Pierson’s Six-Week Networking Goals

Pre-Preface: I’m about to repost this blog. It’s 9:05 in the morning on Thursday, March 6. I posted it last night, only to find that I had not included a header. Oops. The following preface was written last night just before posting.

Preface: It is 11:41 pm as I finish this post. I really should have finished and posted it more than 12 hours ago, and this directly has to do with the topic, which is really managing time. I really do apologize for not posting this this morning, as I promised. Obviously, the steps outlined below are of the utmost importance for my future accountability!

In my Monday post, I said that I would list some ways I would balance networking with everything else in my life. Here they are, in no particular order:

1) Not drink or smoke cigarettes for six weeks, starting today. This should ensure that I get to bed on time and use those five-minute pockets for five-minute tasks.

2) Only go out for no more than an hour or two at a time. Be smart with how I make connections, and with whom I make them.

3) Have a clear idea of what I need to accomplish the next day, the night before.

4) Always be conscious of each and every decision I make, as they all tie elaborately into each and every other decision I make.

5) Go out with the primary goal of helping people be more successful! The more I help others be successful, however I can, the more success I will have myself.

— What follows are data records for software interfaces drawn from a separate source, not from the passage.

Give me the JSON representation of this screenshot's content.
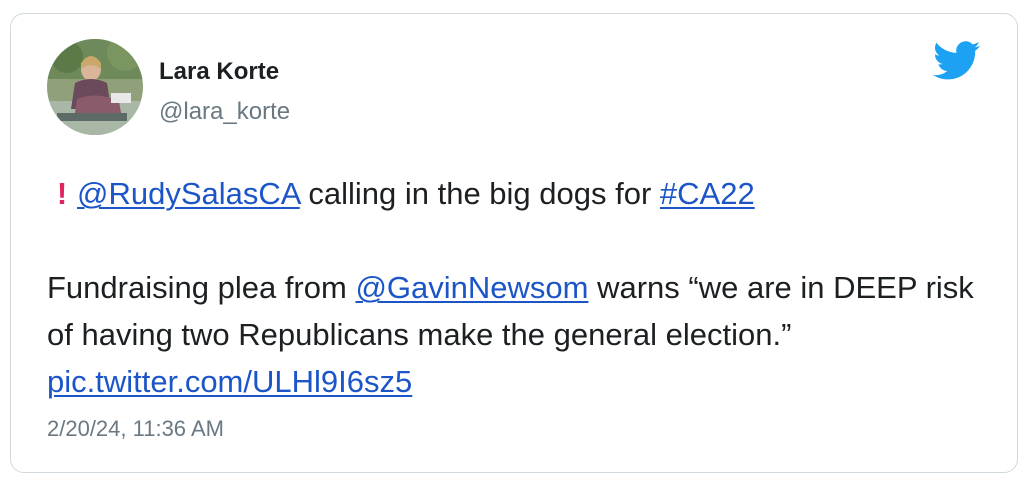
{
  "tweet": {
    "author_name": "Lara Korte",
    "author_handle": "@lara_korte",
    "line1": {
      "alert_icon": "red-exclamation-icon",
      "mention": "@RudySalasCA",
      "text": " calling in the big dogs for ",
      "hashtag": "#CA22"
    },
    "line2": {
      "text_before": "Fundraising plea from ",
      "mention": "@GavinNewsom",
      "text_after": " warns “we are in DEEP risk of having two Republicans make the general election.” ",
      "link": "pic.twitter.com/ULHl9I6sz5"
    },
    "timestamp": "2/20/24, 11:36 AM"
  },
  "icons": {
    "brand": "twitter-bird-icon",
    "avatar": "avatar-photo"
  },
  "colors": {
    "link": "#1b55c7",
    "twitter_blue": "#1da1f2",
    "alert_red": "#e0245e",
    "secondary_text": "#697882",
    "border": "#cfd9de"
  }
}
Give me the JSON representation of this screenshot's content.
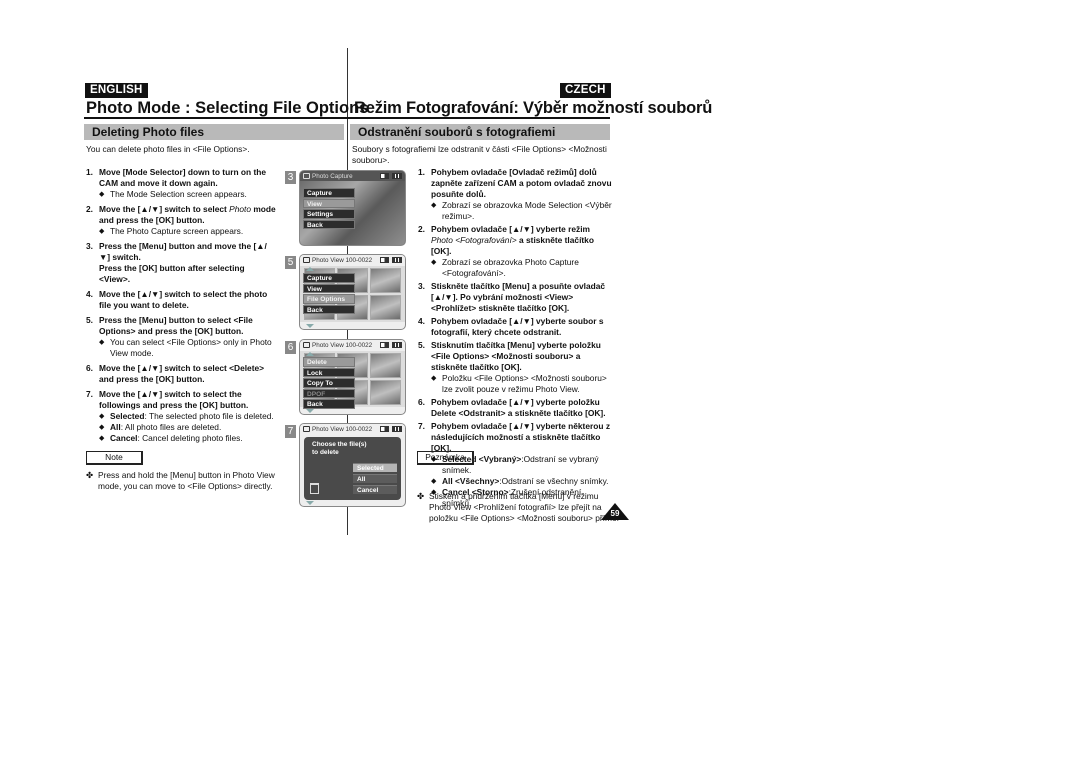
{
  "english": {
    "lang_label": "ENGLISH",
    "title": "Photo Mode : Selecting File Options",
    "section": "Deleting Photo files",
    "intro": "You can delete photo files in <File Options>.",
    "steps": [
      {
        "num": "1.",
        "text": "Move [Mode Selector] down to turn on the CAM and move it down again.",
        "bullets": [
          "The Mode Selection screen appears."
        ]
      },
      {
        "num": "2.",
        "text_a": "Move the [▲/▼] switch to select ",
        "text_italic": "Photo",
        "text_b": " mode and press the [OK] button.",
        "bullets": [
          "The Photo Capture screen appears."
        ]
      },
      {
        "num": "3.",
        "text": "Press the [Menu] button and move the [▲/▼] switch.",
        "text2": "Press the [OK] button after selecting <View>.",
        "bullets": []
      },
      {
        "num": "4.",
        "text": "Move the [▲/▼] switch to select the photo file you want to delete.",
        "bullets": []
      },
      {
        "num": "5.",
        "text": "Press the [Menu] button to select <File Options> and press the [OK] button.",
        "bullets": [
          "You can select <File Options> only in Photo View mode."
        ]
      },
      {
        "num": "6.",
        "text": "Move the [▲/▼] switch to select <Delete> and press the [OK] button.",
        "bullets": []
      },
      {
        "num": "7.",
        "text": "Move the [▲/▼] switch to select the followings and press the [OK] button.",
        "bullets_rich": [
          {
            "bold": "Selected",
            "rest": ": The selected photo file is deleted."
          },
          {
            "bold": "All",
            "rest": ": All photo files are deleted."
          },
          {
            "bold": "Cancel",
            "rest": ": Cancel deleting photo files."
          }
        ]
      }
    ],
    "note_label": "Note",
    "note_text": "Press and hold the [Menu] button in Photo View mode, you can move to <File Options> directly."
  },
  "czech": {
    "lang_label": "CZECH",
    "title": "Režim Fotografování: Výběr možností souborů",
    "section": "Odstranění souborů s fotografiemi",
    "intro": "Soubory s fotografiemi lze odstranit v části <File Options> <Možnosti souboru>.",
    "steps": [
      {
        "num": "1.",
        "text": "Pohybem ovladače [Ovladač režimů] dolů zapněte zařízení CAM a potom ovladač znovu posuňte dolů.",
        "bullets": [
          "Zobrazí se obrazovka Mode Selection <Výběr režimu>."
        ]
      },
      {
        "num": "2.",
        "text_a": "Pohybem ovladače [▲/▼] vyberte režim ",
        "text_italic": "Photo <Fotografování>",
        "text_b": " a stiskněte tlačítko [OK].",
        "bullets": [
          "Zobrazí se obrazovka Photo Capture <Fotografování>."
        ]
      },
      {
        "num": "3.",
        "text": "Stiskněte tlačítko [Menu] a posuňte ovladač [▲/▼]. Po vybrání možnosti <View> <Prohlížet> stiskněte tlačítko [OK].",
        "bullets": []
      },
      {
        "num": "4.",
        "text": "Pohybem ovladače [▲/▼] vyberte soubor s fotografií, který chcete odstranit.",
        "bullets": []
      },
      {
        "num": "5.",
        "text": "Stisknutím tlačítka [Menu] vyberte položku <File Options> <Možnosti souboru> a stiskněte tlačítko [OK].",
        "bullets": [
          "Položku <File Options> <Možnosti souboru> lze zvolit pouze v režimu Photo View."
        ]
      },
      {
        "num": "6.",
        "text": "Pohybem ovladače [▲/▼] vyberte položku Delete <Odstranit> a stiskněte tlačítko [OK].",
        "bullets": []
      },
      {
        "num": "7.",
        "text": "Pohybem ovladače [▲/▼] vyberte některou z následujících možností a stiskněte tlačítko [OK].",
        "bullets_rich": [
          {
            "bold": "Selected <Vybraný>",
            "rest": ":Odstraní se vybraný snímek."
          },
          {
            "bold": "All <Všechny>",
            "rest": ":Odstraní se všechny snímky."
          },
          {
            "bold": "Cancel <Storno>",
            "rest": ":Zrušení odstranění snímků."
          }
        ]
      }
    ],
    "note_label": "Poznámka",
    "note_text": "Stiskem a přidržením tlačítka [Menu] v režimu Photo View <Prohlížení fotografií> lze přejít na položku <File Options> <Možnosti souboru> přímo."
  },
  "screens": [
    {
      "step": "3",
      "header": "Photo Capture",
      "menu": [
        "Capture",
        "View",
        "Settings",
        "Back"
      ],
      "selected": "View"
    },
    {
      "step": "5",
      "header": "Photo View  100-0022",
      "menu": [
        "Capture",
        "View",
        "File Options",
        "Back"
      ],
      "selected": "File Options"
    },
    {
      "step": "6",
      "header": "Photo View  100-0022",
      "menu": [
        "Delete",
        "Lock",
        "Copy To",
        "DPOF",
        "Back"
      ],
      "selected": "Delete",
      "disabled": "DPOF"
    },
    {
      "step": "7",
      "header": "Photo View  100-0022",
      "prompt_line1": "Choose the file(s)",
      "prompt_line2": "to delete",
      "options": [
        "Selected",
        "All",
        "Cancel"
      ],
      "selected": "Selected"
    }
  ],
  "page_number": "59",
  "icons": {
    "bullet": "◆",
    "note_marker": "✤",
    "camera": "camera-icon",
    "battery": "battery-icon",
    "trash": "trash-icon"
  }
}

That’s about it. For me, these goals are good to implement what I seek to accomplish in connection-making.

Interestingly enough, they all involve austerity on some level.

What are some ways that you intend to manage that fine line between sociopathy and social excess?

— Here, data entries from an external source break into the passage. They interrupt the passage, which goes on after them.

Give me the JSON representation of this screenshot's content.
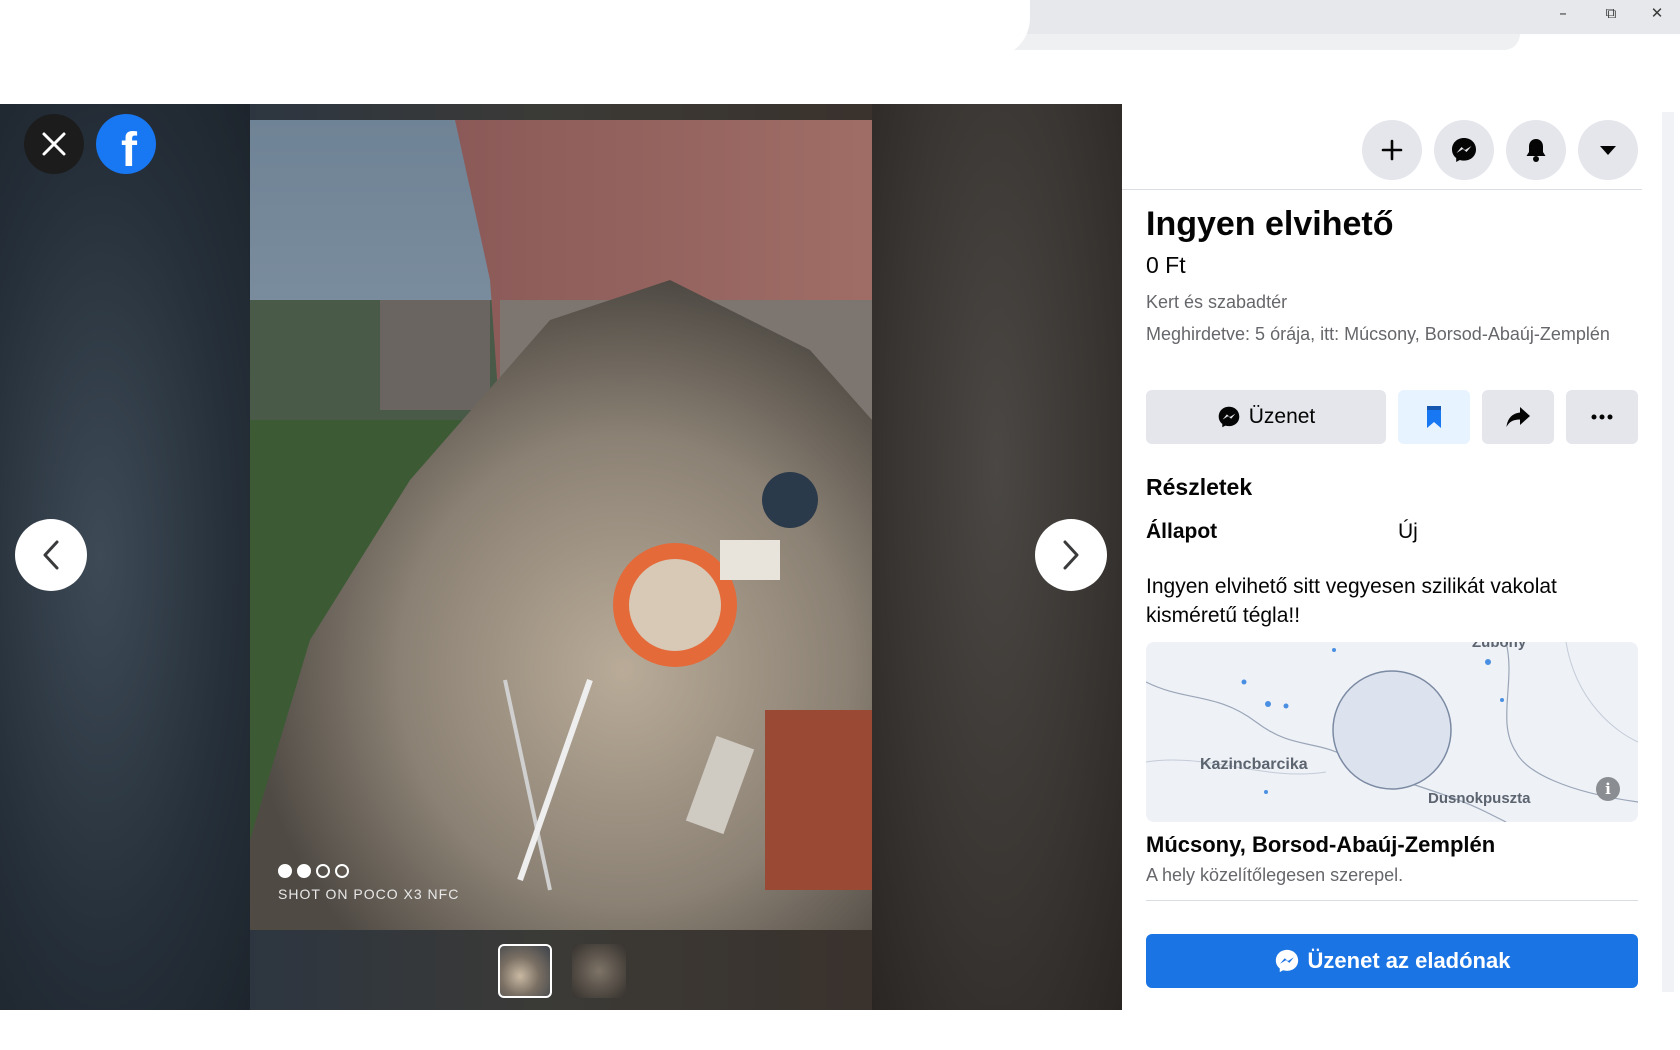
{
  "window": {
    "minimize_icon": "minimize-icon",
    "restore_icon": "restore-icon",
    "close_icon": "close-icon"
  },
  "viewer": {
    "close_icon": "close-icon",
    "logo_icon": "facebook-logo-icon",
    "logo_letter": "f",
    "prev_icon": "chevron-left-icon",
    "next_icon": "chevron-right-icon",
    "photo_overlay": {
      "dots_active": 2,
      "dots_total": 4,
      "watermark": "SHOT ON POCO X3 NFC"
    },
    "thumbnails": [
      {
        "state": "active"
      },
      {
        "state": "inactive"
      }
    ]
  },
  "topnav": {
    "icons": [
      "plus-icon",
      "messenger-icon",
      "bell-icon",
      "caret-down-icon"
    ]
  },
  "listing": {
    "title": "Ingyen elvihető",
    "price": "0 Ft",
    "category": "Kert és szabadtér",
    "posted": "Meghirdetve: 5 órája, itt: Múcsony, Borsod-Abaúj-Zemplén",
    "actions": {
      "message_label": "Üzenet",
      "message_icon": "messenger-icon",
      "save_icon": "bookmark-icon",
      "share_icon": "share-icon",
      "more_icon": "more-horizontal-icon"
    },
    "details_heading": "Részletek",
    "condition_label": "Állapot",
    "condition_value": "Új",
    "description": "Ingyen elvihető sitt vegyesen szilikát vakolat kisméretű tégla!!",
    "map": {
      "labels": {
        "city_left": "Kazincbarcika",
        "city_right": "Dusnokpuszta",
        "city_top": "Zubony"
      },
      "info_icon": "info-icon",
      "info_glyph": "i"
    },
    "location_name": "Múcsony, Borsod-Abaúj-Zemplén",
    "location_note": "A hely közelítőlegesen szerepel.",
    "message_seller_label": "Üzenet az eladónak"
  },
  "colors": {
    "brand": "#1877f2",
    "primary_button": "#1b74e4",
    "secondary_button": "#e4e6eb",
    "save_button": "#e7f3ff"
  }
}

Connections: Now, It’s Personal

I mentioned briefly in my last blog, “A Day In The Life” about networking. I kind of shed networking in a… more cynical light, depicting it as somewhat of a “necessary evil,” much like I often see social media, as per the spirit of the post.

Actually, with proper focus, networking can serve as great vehicle to make progress in both the social and business worlds. Networking is absolutely not optional. It is a tool that is used to make connections, personal ones, that can be the defining bridge to someone’s next place in life. I believe the same is true for social media.

I had never heard the term “networking” so much until I moved to Nashville. When I first considered moving here, I even started hearing the word a lot. “So many opportunities with all of the networking you do!” “There’s so much networking going on!” And they weren’t lyin’.

Nashville may very well be the top networking town in the country. OK, maybe LA or New York, because of their size. But Nashville could very well contain the biggest hub of music networks. Wherever you go, dive bars, cafes, and even churches, people are unavoidably connecting, or building on past connections.

These connections form the framework of the modern business model. They are what is driving us. It used to be “them, and maybe us,” now it’s all of us. The true relationships are made from these kinds of encounters, which always start as personal.

Is networking a “necessary evil”? Yes and no. You want to network, you need to network. The times are a-changin’. You could also network until you’re blue in the face and still have nothing to show for it except a hangover. Perhaps better not to think of it as “evil” and more as “necessary.”

How do you, or how would you like to start, incorporate networking or social media into your daily life in a timely fashion? On Wednesday, I’ll show some ways I intend to tackle this opportunity.